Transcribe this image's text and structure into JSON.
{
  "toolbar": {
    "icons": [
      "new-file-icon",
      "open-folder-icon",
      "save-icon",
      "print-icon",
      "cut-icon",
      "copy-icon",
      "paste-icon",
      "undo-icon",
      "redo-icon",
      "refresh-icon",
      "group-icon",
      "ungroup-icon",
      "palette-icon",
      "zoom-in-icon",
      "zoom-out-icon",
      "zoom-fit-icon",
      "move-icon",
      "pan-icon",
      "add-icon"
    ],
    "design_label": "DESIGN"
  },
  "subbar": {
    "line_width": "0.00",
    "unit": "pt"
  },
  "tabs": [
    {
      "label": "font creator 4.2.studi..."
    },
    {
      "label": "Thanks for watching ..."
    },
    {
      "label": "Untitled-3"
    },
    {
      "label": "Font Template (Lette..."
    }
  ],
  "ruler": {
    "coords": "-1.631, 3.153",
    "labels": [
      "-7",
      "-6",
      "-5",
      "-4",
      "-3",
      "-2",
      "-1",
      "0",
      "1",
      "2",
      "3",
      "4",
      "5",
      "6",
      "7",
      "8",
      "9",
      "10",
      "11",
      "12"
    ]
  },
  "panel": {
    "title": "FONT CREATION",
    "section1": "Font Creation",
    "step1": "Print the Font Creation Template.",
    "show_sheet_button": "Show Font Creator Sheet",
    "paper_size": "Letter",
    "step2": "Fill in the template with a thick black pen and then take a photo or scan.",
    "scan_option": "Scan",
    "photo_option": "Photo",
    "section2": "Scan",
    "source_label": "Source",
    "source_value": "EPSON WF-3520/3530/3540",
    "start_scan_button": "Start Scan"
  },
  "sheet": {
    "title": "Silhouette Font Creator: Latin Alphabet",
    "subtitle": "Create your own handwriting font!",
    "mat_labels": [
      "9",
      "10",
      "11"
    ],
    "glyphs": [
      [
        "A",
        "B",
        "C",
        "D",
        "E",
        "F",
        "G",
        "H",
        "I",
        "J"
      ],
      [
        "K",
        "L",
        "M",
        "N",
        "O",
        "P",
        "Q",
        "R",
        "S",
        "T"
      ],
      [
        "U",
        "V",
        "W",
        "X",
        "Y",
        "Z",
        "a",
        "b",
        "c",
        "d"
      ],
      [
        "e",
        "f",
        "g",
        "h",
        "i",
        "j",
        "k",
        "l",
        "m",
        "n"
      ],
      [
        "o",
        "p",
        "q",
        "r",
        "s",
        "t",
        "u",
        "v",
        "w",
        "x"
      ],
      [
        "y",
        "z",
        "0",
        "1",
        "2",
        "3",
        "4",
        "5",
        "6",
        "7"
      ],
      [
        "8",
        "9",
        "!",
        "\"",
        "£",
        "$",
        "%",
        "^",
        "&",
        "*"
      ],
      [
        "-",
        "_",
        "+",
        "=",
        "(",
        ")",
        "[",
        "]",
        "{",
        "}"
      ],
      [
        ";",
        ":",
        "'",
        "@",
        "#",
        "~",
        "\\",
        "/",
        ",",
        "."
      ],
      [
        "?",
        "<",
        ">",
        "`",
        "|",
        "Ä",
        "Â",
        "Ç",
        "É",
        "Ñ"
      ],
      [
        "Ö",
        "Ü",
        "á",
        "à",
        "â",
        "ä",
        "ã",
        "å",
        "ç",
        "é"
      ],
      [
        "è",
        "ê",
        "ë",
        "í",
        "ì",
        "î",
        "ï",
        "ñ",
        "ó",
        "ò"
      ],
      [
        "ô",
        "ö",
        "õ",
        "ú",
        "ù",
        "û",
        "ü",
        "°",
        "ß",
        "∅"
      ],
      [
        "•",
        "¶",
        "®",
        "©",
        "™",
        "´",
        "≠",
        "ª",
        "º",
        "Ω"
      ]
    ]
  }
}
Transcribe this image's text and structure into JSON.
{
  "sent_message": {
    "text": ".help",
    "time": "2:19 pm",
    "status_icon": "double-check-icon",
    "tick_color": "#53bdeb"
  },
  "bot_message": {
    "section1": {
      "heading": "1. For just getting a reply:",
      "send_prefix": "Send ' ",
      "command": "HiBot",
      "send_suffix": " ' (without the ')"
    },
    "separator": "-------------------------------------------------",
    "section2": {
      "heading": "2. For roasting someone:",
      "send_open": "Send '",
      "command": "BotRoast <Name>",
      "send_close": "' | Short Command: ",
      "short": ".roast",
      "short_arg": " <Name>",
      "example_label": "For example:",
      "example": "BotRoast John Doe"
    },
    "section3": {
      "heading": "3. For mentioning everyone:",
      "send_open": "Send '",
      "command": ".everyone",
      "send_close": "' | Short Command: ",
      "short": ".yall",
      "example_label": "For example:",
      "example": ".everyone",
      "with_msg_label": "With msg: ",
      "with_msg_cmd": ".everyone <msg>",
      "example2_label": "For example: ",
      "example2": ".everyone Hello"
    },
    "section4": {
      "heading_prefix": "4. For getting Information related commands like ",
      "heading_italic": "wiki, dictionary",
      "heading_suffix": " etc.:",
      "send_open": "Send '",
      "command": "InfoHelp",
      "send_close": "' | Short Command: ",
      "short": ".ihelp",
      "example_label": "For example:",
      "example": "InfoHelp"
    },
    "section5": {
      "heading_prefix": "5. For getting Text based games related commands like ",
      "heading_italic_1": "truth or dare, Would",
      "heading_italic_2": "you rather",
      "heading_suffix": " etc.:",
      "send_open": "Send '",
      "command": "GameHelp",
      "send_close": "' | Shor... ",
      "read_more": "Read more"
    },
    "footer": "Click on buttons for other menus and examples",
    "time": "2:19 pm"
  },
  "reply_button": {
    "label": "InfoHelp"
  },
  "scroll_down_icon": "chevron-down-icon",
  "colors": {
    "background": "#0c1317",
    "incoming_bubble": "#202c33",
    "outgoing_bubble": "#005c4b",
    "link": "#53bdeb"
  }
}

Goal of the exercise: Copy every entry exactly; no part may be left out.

Result below:
Transcribe this image's text and structure into JSON.
{
  "toolbar": {
    "icons": [
      "new-file-icon",
      "open-folder-icon",
      "save-icon",
      "print-icon",
      "cut-icon",
      "copy-icon",
      "paste-icon",
      "undo-icon",
      "redo-icon",
      "refresh-icon",
      "group-icon",
      "ungroup-icon",
      "palette-icon",
      "zoom-in-icon",
      "zoom-out-icon",
      "zoom-fit-icon",
      "move-icon",
      "pan-icon",
      "add-icon"
    ],
    "design_label": "DESIGN"
  },
  "subbar": {
    "line_width": "0.00",
    "unit": "pt"
  },
  "tabs": [
    {
      "label": "font creator 4.2.studi..."
    },
    {
      "label": "Thanks for watching ..."
    },
    {
      "label": "Untitled-3"
    },
    {
      "label": "Font Template (Lette..."
    }
  ],
  "ruler": {
    "coords": "-1.631, 3.153",
    "labels": [
      "-7",
      "-6",
      "-5",
      "-4",
      "-3",
      "-2",
      "-1",
      "0",
      "1",
      "2",
      "3",
      "4",
      "5",
      "6",
      "7",
      "8",
      "9",
      "10",
      "11",
      "12"
    ]
  },
  "panel": {
    "title": "FONT CREATION",
    "section1": "Font Creation",
    "step1": "Print the Font Creation Template.",
    "show_sheet_button": "Show Font Creator Sheet",
    "paper_size": "Letter",
    "step2": "Fill in the template with a thick black pen and then take a photo or scan.",
    "scan_option": "Scan",
    "photo_option": "Photo",
    "section2": "Scan",
    "source_label": "Source",
    "source_value": "EPSON WF-3520/3530/3540",
    "start_scan_button": "Start Scan"
  },
  "sheet": {
    "title": "Silhouette Font Creator: Latin Alphabet",
    "subtitle": "Create your own handwriting font!",
    "mat_labels": [
      "9",
      "10",
      "11"
    ],
    "glyphs": [
      [
        "A",
        "B",
        "C",
        "D",
        "E",
        "F",
        "G",
        "H",
        "I",
        "J"
      ],
      [
        "K",
        "L",
        "M",
        "N",
        "O",
        "P",
        "Q",
        "R",
        "S",
        "T"
      ],
      [
        "U",
        "V",
        "W",
        "X",
        "Y",
        "Z",
        "a",
        "b",
        "c",
        "d"
      ],
      [
        "e",
        "f",
        "g",
        "h",
        "i",
        "j",
        "k",
        "l",
        "m",
        "n"
      ],
      [
        "o",
        "p",
        "q",
        "r",
        "s",
        "t",
        "u",
        "v",
        "w",
        "x"
      ],
      [
        "y",
        "z",
        "0",
        "1",
        "2",
        "3",
        "4",
        "5",
        "6",
        "7"
      ],
      [
        "8",
        "9",
        "!",
        "\"",
        "£",
        "$",
        "%",
        "^",
        "&",
        "*"
      ],
      [
        "-",
        "_",
        "+",
        "=",
        "(",
        ")",
        "[",
        "]",
        "{",
        "}"
      ],
      [
        ";",
        ":",
        "'",
        "@",
        "#",
        "~",
        "\\",
        "/",
        ",",
        "."
      ],
      [
        "?",
        "<",
        ">",
        "`",
        "|",
        "Ä",
        "Â",
        "Ç",
        "É",
        "Ñ"
      ],
      [
        "Ö",
        "Ü",
        "á",
        "à",
        "â",
        "ä",
        "ã",
        "å",
        "ç",
        "é"
      ],
      [
        "è",
        "ê",
        "ë",
        "í",
        "ì",
        "î",
        "ï",
        "ñ",
        "ó",
        "ò"
      ],
      [
        "ô",
        "ö",
        "õ",
        "ú",
        "ù",
        "û",
        "ü",
        "°",
        "ß",
        "∅"
      ],
      [
        "•",
        "¶",
        "®",
        "©",
        "™",
        "´",
        "≠",
        "ª",
        "º",
        "Ω"
      ]
    ]
  }
}
Transcribe this image's text and structure into JSON.
{
  "sent_message": {
    "text": ".help",
    "time": "2:19 pm",
    "status_icon": "double-check-icon",
    "tick_color": "#53bdeb"
  },
  "bot_message": {
    "section1": {
      "heading": "1. For just getting a reply:",
      "send_prefix": "Send ' ",
      "command": "HiBot",
      "send_suffix": " ' (without the ')"
    },
    "separator": "-------------------------------------------------",
    "section2": {
      "heading": "2. For roasting someone:",
      "send_open": "Send '",
      "command": "BotRoast <Name>",
      "send_close": "' | Short Command: ",
      "short": ".roast",
      "short_arg": " <Name>",
      "example_label": "For example:",
      "example": "BotRoast John Doe"
    },
    "section3": {
      "heading": "3. For mentioning everyone:",
      "send_open": "Send '",
      "command": ".everyone",
      "send_close": "' | Short Command: ",
      "short": ".yall",
      "example_label": "For example:",
      "example": ".everyone",
      "with_msg_label": "With msg: ",
      "with_msg_cmd": ".everyone <msg>",
      "example2_label": "For example: ",
      "example2": ".everyone Hello"
    },
    "section4": {
      "heading_prefix": "4. For getting Information related commands like ",
      "heading_italic": "wiki, dictionary",
      "heading_suffix": " etc.:",
      "send_open": "Send '",
      "command": "InfoHelp",
      "send_close": "' | Short Command: ",
      "short": ".ihelp",
      "example_label": "For example:",
      "example": "InfoHelp"
    },
    "section5": {
      "heading_prefix": "5. For getting Text based games related commands like ",
      "heading_italic_1": "truth or dare, Would",
      "heading_italic_2": "you rather",
      "heading_suffix": " etc.:",
      "send_open": "Send '",
      "command": "GameHelp",
      "send_close": "' | Shor... ",
      "read_more": "Read more"
    },
    "footer": "Click on buttons for other menus and examples",
    "time": "2:19 pm"
  },
  "reply_button": {
    "label": "InfoHelp"
  },
  "scroll_down_icon": "chevron-down-icon",
  "colors": {
    "background": "#0c1317",
    "incoming_bubble": "#202c33",
    "outgoing_bubble": "#005c4b",
    "link": "#53bdeb"
  }
}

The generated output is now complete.